In an article in the journal, doctors said the patient had worn monthly disposable lenses for 35 years.

The ophthalmologist british took advantage of the media coverage of this unusual case to remind the importance of follow-up in people who wear contact lenses.

Surgeons found all 27 of the contact lenses were sticking to her cornea, which caused her to experience some discomfort. Specialist trainee ophthalmologist Rupal Morjaria told Optometry Today that the woman was at a higher risk of infection.

Although the woman in this case did not present with an infection, she did have a lot of bacteria in her eye from the contact clumps.

Optometry Today reports that in November last year, a 67-year-old woman went to hospital for a routine cataract surgery. They determined that bluish hard mass were 17 contact lenses bound together by mucus.

The incident happened November past year, but was only revealed by the British Medical Journal, in its July 5th publication.

Dr. Morjaria said it was like nothing she had ever seen before.

The woman's surgery was postponed after the contacts were removed. Instead, she had put down her discomfort to dry eyes and ageing, Morjaria said.

Doctors were also confused as to how the contact lenses were able to stay stuck in the patient's eye.

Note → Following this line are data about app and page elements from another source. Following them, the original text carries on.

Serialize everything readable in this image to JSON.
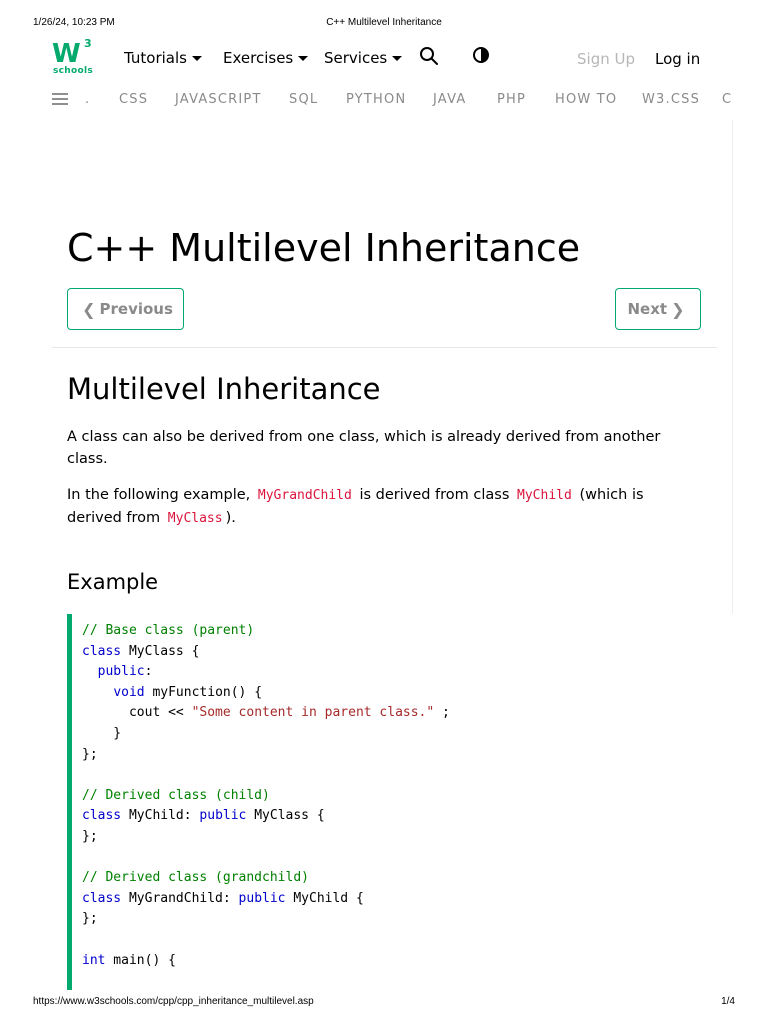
{
  "print_header": {
    "datetime": "1/26/24, 10:23 PM",
    "doc_title": "C++ Multilevel Inheritance"
  },
  "print_footer": {
    "url": "https://www.w3schools.com/cpp/cpp_inheritance_multilevel.asp",
    "page": "1/4"
  },
  "logo": {
    "mark": "W",
    "superscript": "3",
    "wordmark": "schools"
  },
  "nav": {
    "tutorials": "Tutorials",
    "exercises": "Exercises",
    "services": "Services",
    "sign_up": "Sign Up",
    "log_in": "Log in"
  },
  "subjects": [
    ".",
    "CSS",
    "JAVASCRIPT",
    "SQL",
    "PYTHON",
    "JAVA",
    "PHP",
    "HOW TO",
    "W3.CSS",
    "C"
  ],
  "page_title": "C++ Multilevel Inheritance",
  "buttons": {
    "previous": "Previous",
    "next": "Next"
  },
  "section_heading": "Multilevel Inheritance",
  "paragraph1": "A class can also be derived from one class, which is already derived from another class.",
  "paragraph2": {
    "part1": "In the following example,",
    "code1": "MyGrandChild",
    "part2": "is derived from class",
    "code2": "MyChild",
    "part3": "(which is derived from",
    "code3": "MyClass",
    "part4": ")."
  },
  "example_heading": "Example",
  "code_lines": [
    [
      {
        "t": "comment",
        "v": "// Base class (parent)"
      }
    ],
    [
      {
        "t": "kw",
        "v": "class"
      },
      {
        "t": "text",
        "v": " MyClass {"
      }
    ],
    [
      {
        "t": "text",
        "v": "  "
      },
      {
        "t": "kw",
        "v": "public"
      },
      {
        "t": "text",
        "v": ":"
      }
    ],
    [
      {
        "t": "text",
        "v": "    "
      },
      {
        "t": "kw",
        "v": "void"
      },
      {
        "t": "text",
        "v": " myFunction() {"
      }
    ],
    [
      {
        "t": "text",
        "v": "      cout << "
      },
      {
        "t": "str",
        "v": "\"Some content in parent class.\""
      },
      {
        "t": "text",
        "v": " ;"
      }
    ],
    [
      {
        "t": "text",
        "v": "    }"
      }
    ],
    [
      {
        "t": "text",
        "v": "};"
      }
    ],
    [
      {
        "t": "text",
        "v": ""
      }
    ],
    [
      {
        "t": "comment",
        "v": "// Derived class (child)"
      }
    ],
    [
      {
        "t": "kw",
        "v": "class"
      },
      {
        "t": "text",
        "v": " MyChild: "
      },
      {
        "t": "kw",
        "v": "public"
      },
      {
        "t": "text",
        "v": " MyClass {"
      }
    ],
    [
      {
        "t": "text",
        "v": "};"
      }
    ],
    [
      {
        "t": "text",
        "v": ""
      }
    ],
    [
      {
        "t": "comment",
        "v": "// Derived class (grandchild)"
      }
    ],
    [
      {
        "t": "kw",
        "v": "class"
      },
      {
        "t": "text",
        "v": " MyGrandChild: "
      },
      {
        "t": "kw",
        "v": "public"
      },
      {
        "t": "text",
        "v": " MyChild {"
      }
    ],
    [
      {
        "t": "text",
        "v": "};"
      }
    ],
    [
      {
        "t": "text",
        "v": ""
      }
    ],
    [
      {
        "t": "kw",
        "v": "int"
      },
      {
        "t": "text",
        "v": " main() {"
      }
    ]
  ],
  "colors": {
    "accent": "#04AA6D",
    "comment": "#008000",
    "keyword": "#0000cd",
    "string": "#a52a2a",
    "inline_code": "#dc143c"
  },
  "icons": [
    "search-icon",
    "contrast-icon",
    "menu-icon",
    "chevron-left-icon",
    "chevron-right-icon"
  ]
}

If you thought a rogue eyelash or a shampoo explosion was bad, it has nothing on the pain caused by your lens slipping itself behind your eyeball.

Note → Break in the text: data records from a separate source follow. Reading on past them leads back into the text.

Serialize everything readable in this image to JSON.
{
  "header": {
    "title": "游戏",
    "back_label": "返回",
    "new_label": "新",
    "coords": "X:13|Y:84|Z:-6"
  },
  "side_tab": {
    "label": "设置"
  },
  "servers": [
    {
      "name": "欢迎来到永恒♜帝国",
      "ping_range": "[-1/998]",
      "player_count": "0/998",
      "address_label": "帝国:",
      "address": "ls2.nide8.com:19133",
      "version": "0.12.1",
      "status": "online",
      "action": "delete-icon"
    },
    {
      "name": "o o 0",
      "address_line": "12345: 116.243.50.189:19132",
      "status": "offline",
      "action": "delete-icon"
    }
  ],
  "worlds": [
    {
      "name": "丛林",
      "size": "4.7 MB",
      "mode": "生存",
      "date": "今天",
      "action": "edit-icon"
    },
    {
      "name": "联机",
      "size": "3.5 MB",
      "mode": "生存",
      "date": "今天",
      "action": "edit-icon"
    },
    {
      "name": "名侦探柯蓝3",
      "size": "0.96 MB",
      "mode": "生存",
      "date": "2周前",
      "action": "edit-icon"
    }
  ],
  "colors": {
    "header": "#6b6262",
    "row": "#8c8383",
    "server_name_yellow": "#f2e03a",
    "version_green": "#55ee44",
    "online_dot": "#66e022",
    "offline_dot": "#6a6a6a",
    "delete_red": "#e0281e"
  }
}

Below, North gives some basic tips on how to ensure you are safely using contact lenses. On examining her eyes with a microscope, they discovered 10 more contact lenses in her eye.

"In this day and age, when it is so easy to purchase contact lenses online, people become lax about having regular check ups", she added.

The patient did not report any problems due to the presence of so many lenses in her eyes.